I have written to my publisher numerous times about the sale of separate chapters. It seems like a terrible model both for me and for them. It means that fewer people will respond to my work, except in glib ways that address only part of the larger project. It also means that any customer foolhardy enough to buy a chapter is likely to be pissed off and hate both the work and the publisher. Some people may bumble into paying, but I don’t see how it’s a good business model over the long term.

I have received no response to my queries about the sale of separate chapters. In the same missives, I also asked about whether there would be a paperback edition and was told consistently that sales did not justify it. Despite that, a paperback edition was released this Summer. The price is $95, just $5 less than the still available hardback!

To sum up: Steady and sizeable increases in the price of the hardcover edition. Overpriced electronic edition. Electronic editions of separate chapters. A paperback edition which is priced within a margin-of-error of the hardback edition.
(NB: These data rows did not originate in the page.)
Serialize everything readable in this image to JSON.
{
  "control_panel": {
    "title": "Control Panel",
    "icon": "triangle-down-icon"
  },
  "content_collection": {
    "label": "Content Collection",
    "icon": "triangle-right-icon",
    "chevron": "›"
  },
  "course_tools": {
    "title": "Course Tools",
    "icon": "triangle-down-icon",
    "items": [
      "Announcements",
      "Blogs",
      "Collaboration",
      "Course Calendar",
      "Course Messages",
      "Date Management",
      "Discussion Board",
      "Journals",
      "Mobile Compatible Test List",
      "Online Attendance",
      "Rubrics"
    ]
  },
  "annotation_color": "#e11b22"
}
Publish or perish the thought

In a recent article, Daniele Fanelli and Vincent Larivière test the common claim that contemporary academics are publishing more papers than scientists used to publish. They conclude, contra the myth, that “contemporary science is not suffering from a salami-slicing of papers.”

This is compatible with the observation that journals receive more submissions than they used to, because the overall number of scientists has increased. Moreover, as they note, scientists in non-anglophone countries may be feeling more pressure to publish in anglophone journals.

It is also compatible with the observation that scientists’ CVs list more papers than CVs of earlier times, because coauthoring is more common and the number of coauthors per paper has increased. Part of Fanelli and Larivière’s analysis is to abstract from this effect.

Because of their methodology, their results don’t directly address philosophy. It is still plausible that philosophers are now pushed to publish more than philosophers back in the day, especially since there has been a shift from expecting a book for tenure to expecting some congerie of papers. I also wonder whether the growth of co-authorship in philosophy isn’t partly an adaptation to that demand.